* Try it *
Copy each line from the data that has the word "公式之家" in it.

* Input material *
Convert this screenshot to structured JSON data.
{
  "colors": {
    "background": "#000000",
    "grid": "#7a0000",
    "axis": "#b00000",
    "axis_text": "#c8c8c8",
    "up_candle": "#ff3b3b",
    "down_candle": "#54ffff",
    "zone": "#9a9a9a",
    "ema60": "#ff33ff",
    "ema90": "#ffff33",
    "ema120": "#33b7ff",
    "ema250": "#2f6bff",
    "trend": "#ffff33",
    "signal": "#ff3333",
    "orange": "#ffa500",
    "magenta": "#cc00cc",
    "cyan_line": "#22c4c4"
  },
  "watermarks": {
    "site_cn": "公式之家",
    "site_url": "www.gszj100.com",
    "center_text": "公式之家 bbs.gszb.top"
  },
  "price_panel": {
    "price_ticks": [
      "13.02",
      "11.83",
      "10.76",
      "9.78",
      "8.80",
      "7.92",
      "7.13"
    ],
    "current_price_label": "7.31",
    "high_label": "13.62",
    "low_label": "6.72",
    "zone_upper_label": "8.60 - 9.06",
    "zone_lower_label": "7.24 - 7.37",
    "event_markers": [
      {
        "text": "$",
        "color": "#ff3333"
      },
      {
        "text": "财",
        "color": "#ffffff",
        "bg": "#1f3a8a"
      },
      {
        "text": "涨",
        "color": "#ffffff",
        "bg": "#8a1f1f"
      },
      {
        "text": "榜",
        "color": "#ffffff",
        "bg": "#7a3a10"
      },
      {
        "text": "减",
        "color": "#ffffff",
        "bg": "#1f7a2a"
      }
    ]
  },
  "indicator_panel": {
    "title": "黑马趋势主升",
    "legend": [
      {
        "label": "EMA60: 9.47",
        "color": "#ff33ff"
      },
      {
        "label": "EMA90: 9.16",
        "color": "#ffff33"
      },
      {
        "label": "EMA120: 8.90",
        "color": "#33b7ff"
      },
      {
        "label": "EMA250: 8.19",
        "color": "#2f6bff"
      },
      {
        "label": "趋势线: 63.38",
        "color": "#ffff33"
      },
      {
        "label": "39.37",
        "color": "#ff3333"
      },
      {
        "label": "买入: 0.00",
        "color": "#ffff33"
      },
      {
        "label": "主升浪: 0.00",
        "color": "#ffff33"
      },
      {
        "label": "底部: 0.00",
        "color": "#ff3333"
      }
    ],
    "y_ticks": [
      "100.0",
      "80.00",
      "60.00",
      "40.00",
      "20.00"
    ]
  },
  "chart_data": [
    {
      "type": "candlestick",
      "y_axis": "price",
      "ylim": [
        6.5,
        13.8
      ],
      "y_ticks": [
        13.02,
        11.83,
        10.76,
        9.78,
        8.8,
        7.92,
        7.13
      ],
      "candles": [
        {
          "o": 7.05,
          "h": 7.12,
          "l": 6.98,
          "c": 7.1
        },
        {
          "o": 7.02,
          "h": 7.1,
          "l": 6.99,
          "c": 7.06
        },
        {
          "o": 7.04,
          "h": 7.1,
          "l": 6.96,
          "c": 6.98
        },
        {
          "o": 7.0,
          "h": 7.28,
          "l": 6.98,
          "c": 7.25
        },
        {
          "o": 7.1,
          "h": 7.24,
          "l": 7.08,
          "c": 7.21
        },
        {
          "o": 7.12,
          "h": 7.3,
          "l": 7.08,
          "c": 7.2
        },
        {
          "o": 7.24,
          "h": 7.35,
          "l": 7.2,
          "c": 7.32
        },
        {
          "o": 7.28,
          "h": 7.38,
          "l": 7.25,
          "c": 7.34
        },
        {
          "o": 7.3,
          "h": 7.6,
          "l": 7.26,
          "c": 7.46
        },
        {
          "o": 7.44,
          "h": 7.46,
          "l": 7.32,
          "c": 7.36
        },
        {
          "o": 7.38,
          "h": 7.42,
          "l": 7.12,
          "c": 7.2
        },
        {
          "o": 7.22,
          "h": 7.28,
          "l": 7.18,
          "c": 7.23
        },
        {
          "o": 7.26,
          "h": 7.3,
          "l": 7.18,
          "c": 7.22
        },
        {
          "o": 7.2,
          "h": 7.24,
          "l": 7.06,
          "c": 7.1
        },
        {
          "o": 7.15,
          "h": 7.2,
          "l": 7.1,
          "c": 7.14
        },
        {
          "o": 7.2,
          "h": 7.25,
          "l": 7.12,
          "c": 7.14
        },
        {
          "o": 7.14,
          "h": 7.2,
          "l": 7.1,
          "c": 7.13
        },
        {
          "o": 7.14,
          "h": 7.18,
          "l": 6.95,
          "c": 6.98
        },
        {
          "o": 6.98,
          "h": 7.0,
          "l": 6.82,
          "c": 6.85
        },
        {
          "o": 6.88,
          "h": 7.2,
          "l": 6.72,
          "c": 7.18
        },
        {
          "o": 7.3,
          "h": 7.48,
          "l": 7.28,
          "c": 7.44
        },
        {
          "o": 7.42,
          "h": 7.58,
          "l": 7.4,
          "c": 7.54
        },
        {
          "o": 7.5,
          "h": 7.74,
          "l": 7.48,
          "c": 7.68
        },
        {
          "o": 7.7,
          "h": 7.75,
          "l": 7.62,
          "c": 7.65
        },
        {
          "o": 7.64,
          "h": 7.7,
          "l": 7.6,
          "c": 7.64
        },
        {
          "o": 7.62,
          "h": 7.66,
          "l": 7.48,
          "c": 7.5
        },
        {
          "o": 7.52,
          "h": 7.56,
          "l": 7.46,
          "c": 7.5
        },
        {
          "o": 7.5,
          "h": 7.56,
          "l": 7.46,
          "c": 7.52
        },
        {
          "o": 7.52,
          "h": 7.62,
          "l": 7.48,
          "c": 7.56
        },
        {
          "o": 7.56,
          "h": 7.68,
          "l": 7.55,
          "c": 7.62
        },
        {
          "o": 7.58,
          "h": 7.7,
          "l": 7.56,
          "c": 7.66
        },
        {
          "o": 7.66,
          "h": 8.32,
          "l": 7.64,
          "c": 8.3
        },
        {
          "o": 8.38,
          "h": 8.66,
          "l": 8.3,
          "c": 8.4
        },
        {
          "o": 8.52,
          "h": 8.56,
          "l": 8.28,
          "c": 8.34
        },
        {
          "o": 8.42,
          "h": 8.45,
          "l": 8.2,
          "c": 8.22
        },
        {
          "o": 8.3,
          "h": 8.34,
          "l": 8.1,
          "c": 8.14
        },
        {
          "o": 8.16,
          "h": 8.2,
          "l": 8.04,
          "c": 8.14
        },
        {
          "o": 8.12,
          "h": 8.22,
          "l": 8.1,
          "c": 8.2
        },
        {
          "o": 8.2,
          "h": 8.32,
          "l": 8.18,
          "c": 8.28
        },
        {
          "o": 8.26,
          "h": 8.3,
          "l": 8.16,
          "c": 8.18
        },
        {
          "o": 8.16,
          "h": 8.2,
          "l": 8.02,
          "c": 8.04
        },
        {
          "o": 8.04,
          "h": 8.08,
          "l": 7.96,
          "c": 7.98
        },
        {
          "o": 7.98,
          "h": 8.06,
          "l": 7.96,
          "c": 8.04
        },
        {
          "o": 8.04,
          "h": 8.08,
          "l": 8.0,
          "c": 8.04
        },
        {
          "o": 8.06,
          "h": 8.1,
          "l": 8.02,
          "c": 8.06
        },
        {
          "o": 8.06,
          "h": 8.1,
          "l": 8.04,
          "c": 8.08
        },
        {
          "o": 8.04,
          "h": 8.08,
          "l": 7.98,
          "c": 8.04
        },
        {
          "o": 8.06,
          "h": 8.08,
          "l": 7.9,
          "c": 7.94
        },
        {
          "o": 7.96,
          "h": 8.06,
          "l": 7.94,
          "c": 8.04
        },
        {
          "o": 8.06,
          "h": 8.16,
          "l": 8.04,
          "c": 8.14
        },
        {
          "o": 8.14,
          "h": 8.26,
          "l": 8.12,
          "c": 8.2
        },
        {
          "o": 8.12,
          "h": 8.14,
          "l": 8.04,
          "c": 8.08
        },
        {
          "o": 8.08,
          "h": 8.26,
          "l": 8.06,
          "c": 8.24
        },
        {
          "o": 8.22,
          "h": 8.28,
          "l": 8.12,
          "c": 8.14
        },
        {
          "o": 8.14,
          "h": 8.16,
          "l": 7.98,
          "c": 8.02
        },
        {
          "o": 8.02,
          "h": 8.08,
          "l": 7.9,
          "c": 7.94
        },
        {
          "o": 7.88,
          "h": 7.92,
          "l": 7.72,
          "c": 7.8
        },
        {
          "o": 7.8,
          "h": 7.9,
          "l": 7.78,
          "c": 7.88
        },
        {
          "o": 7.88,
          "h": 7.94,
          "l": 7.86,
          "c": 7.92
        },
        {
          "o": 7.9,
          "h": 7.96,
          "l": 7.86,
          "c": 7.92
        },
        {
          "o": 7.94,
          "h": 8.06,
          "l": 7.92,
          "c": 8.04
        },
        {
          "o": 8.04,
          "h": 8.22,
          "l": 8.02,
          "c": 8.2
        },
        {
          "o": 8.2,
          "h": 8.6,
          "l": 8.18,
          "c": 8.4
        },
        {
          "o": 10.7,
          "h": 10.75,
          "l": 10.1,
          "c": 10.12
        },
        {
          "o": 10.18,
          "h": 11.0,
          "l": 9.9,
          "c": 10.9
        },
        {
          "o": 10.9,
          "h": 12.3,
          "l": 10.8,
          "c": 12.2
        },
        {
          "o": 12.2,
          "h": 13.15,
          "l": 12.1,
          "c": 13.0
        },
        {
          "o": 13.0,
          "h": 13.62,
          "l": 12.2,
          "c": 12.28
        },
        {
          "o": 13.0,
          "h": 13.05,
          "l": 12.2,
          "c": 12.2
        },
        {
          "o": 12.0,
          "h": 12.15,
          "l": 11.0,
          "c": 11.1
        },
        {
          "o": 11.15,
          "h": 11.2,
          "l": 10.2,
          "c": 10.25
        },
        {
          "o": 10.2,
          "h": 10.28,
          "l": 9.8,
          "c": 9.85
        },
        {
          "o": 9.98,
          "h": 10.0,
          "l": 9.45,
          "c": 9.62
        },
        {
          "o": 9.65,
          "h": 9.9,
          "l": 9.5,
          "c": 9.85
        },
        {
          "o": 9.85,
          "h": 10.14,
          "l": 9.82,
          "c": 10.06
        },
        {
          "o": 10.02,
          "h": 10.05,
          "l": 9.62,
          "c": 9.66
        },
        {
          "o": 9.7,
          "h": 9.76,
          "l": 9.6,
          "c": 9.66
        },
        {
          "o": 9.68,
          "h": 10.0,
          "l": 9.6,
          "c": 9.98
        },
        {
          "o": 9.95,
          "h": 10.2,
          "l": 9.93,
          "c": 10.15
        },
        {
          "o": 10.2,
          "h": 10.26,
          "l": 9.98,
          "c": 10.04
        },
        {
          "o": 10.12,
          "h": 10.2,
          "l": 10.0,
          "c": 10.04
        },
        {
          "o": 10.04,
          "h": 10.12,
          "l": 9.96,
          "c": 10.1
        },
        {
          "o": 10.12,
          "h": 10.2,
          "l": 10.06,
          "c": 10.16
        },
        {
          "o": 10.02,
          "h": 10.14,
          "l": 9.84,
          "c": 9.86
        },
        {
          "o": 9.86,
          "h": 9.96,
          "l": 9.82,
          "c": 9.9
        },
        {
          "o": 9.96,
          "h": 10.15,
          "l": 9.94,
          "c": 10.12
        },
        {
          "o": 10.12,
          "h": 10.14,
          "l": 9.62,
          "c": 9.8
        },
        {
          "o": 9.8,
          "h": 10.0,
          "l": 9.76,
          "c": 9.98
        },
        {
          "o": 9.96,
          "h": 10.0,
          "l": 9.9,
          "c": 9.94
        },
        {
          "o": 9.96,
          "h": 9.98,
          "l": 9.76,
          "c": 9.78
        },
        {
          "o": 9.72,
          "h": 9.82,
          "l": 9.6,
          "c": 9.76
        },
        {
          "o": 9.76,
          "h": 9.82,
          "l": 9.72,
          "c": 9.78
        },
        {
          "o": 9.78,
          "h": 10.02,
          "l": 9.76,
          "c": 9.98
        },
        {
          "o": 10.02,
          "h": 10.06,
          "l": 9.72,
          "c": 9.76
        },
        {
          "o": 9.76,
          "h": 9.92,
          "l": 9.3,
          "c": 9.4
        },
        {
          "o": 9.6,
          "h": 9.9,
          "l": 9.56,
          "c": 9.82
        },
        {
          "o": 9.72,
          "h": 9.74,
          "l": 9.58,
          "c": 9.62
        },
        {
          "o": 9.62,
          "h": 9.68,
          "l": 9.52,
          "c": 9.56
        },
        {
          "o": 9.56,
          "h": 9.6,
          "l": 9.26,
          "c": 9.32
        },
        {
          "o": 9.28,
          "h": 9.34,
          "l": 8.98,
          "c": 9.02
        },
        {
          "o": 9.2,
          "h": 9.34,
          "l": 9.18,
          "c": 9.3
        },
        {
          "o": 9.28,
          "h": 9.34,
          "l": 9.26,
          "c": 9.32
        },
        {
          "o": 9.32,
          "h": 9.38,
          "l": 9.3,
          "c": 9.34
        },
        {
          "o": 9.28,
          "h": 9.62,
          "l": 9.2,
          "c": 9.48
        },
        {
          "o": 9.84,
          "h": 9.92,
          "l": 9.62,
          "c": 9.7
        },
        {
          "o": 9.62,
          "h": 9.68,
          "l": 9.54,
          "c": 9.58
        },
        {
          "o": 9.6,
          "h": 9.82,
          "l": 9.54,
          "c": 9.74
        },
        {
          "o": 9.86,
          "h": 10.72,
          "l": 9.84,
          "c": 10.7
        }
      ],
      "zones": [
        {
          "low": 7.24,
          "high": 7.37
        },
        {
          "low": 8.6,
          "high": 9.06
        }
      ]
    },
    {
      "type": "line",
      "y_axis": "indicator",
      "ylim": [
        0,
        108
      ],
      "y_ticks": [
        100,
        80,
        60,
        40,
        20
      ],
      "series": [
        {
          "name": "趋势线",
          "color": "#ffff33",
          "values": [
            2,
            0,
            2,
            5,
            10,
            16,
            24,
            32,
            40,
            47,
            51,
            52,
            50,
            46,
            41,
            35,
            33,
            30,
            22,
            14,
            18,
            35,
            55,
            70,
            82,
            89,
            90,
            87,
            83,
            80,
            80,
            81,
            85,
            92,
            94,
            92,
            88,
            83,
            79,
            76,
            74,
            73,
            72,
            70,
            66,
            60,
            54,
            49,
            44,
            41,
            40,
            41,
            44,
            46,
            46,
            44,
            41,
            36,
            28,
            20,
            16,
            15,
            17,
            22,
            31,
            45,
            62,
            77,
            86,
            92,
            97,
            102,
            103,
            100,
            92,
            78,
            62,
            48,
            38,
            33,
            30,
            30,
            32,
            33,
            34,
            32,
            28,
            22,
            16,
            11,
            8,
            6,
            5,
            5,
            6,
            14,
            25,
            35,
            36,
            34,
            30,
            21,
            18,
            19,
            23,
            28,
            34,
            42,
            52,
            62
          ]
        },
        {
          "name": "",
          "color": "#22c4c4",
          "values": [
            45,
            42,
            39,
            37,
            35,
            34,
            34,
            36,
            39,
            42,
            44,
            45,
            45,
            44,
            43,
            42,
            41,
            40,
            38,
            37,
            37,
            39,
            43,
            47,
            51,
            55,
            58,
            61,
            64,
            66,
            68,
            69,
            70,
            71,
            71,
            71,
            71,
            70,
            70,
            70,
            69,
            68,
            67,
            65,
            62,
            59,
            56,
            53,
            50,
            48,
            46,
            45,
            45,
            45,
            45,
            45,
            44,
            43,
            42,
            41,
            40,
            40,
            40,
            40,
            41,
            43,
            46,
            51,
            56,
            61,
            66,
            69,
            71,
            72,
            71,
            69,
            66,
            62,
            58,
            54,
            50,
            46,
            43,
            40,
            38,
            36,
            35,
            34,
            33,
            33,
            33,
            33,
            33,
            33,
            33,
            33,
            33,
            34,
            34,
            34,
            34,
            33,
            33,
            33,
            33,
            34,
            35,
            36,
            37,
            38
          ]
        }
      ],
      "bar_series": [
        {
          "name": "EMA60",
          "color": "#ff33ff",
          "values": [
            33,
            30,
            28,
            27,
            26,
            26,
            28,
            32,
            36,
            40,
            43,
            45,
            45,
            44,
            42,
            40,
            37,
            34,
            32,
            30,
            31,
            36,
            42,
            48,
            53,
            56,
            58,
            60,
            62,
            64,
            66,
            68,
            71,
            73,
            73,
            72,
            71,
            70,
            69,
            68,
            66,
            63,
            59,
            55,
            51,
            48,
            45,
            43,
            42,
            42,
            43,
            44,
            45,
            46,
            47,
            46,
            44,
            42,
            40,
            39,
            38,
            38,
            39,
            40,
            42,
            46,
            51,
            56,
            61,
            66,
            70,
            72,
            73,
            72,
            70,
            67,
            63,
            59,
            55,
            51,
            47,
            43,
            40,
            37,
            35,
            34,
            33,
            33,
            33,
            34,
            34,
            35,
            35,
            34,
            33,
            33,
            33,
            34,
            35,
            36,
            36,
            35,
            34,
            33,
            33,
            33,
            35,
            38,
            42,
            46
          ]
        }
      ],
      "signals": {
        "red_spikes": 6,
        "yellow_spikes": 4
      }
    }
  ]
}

* Exercise output *
    "site_cn": "公式之家",
    "center_text": "公式之家 bbs.gszb.top"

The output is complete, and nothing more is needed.